It was 3:10. Where could we go while we waited for the interview? Well, kind of nowhere. We couldn’t go into the studio because we couldn’t get back out. We couldn’t wait in the Green Room because that was just for paid presenters. We kind of had to hang there at the end of the white Red Carpet for the next 80 minutes. So we got to know a couple of the security guards pretty well. One of them brought a folding chair for Ellen to sit in. As we watched other people go in it began to become apparent that it was only 58 degrees outside. I gave Ellen my jacket. Paid Presenters started to arrive. I swear I did not see more than three women with inseams shorter than 40 inches or hips larger than 22. It was like being on an alien planet. And the shoes! Nobody and I mean NObody with two x chromosomes was wearing anything shorter than a six inch heel. These stratospherically-legged women felt the need to enhance their limb length by donning fashionable prosthetics.
Over an hour and several celebrities later (Ellen had her pic taken with Mark Hamill and got a great shot of Hulk Hogan’s back) we were summoned to a raised circle where she would be presented with her award. After holding it for a ninety second chat with a couple of attractive young people who presented it to her she had to present it back (not on camera). Her actual statuette would be engraved with her name and shipped to her at a later date. The award was just a prop that was used over and over to each person who won.
But we could finally go inside! We made our way into the cavernous sound stage that was already rockin’. In the techno-rock din and chaos our seats were not to be found. We figured, since Ellen had won best actress they’d want her pretty close to the front. Nope. Not even the middle. Friendly but hurried ushers guided us up to the bleachers in the back to sit and wonder how Ellen was going to make it back down to the stage. We told people that she was a nominee. They
replied that they had a plan if she won (we still weren’t supposed to tell anyone). So we sat and ate some very unfortunate food and avoided drinking Jim Beam and Dr. Pepper in plastic cups (no kidding) while we watched what everyone at home watched: a two hour commercial for future video games with only the briefest and rarest interruptions to present an award. I believe only three awards were actually presented during the show. Even though Portal 2 won best PC game, best Multi-player, best performance by a human male, best performance by a human female and best Downloadable Content, a total of five awards, no one from Valve ever took the stage. No acceptance speeches, nothing but a five second clip in which all the awards Portal 2 had won were listed.

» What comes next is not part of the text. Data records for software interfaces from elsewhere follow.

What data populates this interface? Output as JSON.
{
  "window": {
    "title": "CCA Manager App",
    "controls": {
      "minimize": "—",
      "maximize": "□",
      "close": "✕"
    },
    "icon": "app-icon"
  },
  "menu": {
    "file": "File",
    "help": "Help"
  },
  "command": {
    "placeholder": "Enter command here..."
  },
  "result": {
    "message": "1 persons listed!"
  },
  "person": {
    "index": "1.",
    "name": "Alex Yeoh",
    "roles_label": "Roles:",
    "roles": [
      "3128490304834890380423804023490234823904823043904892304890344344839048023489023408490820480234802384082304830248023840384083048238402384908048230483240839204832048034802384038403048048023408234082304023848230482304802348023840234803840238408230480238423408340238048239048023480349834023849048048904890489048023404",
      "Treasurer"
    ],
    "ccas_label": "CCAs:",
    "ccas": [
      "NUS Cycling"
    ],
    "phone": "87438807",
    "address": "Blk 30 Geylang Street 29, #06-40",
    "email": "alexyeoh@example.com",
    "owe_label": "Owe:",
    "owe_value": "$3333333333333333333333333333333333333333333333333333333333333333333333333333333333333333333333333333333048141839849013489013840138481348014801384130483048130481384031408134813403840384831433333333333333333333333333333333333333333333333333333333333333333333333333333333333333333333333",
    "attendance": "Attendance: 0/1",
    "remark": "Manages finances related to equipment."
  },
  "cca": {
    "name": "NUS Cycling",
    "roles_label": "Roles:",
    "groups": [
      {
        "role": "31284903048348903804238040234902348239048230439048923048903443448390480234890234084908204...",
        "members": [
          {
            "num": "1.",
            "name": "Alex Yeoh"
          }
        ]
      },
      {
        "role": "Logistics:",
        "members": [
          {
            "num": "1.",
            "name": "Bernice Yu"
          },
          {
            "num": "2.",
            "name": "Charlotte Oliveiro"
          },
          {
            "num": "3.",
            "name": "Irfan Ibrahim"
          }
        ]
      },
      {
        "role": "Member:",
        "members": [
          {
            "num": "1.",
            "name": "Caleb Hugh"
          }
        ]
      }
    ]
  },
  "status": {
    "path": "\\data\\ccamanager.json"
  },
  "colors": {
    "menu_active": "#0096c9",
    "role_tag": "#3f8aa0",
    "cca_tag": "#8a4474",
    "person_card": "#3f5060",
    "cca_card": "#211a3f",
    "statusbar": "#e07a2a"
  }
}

But don’t get me wrong, we had a great time. We truly did. It was very entertaining in a sort of apocalyptic-end times-we-don’t-know-what-to-do-but-we’re-gonna-do-it-loud-and-frenetic kind of way. It was a wonderful, exciting, and absolutely weird experience and I’m so thankful that Ellen and I got to go. To spend time with our friends at Valve and peer into the heart of Hollywood and the bowels of the entertainment industry was thrilling, unique and unforgettable. We’re so glad to be back home.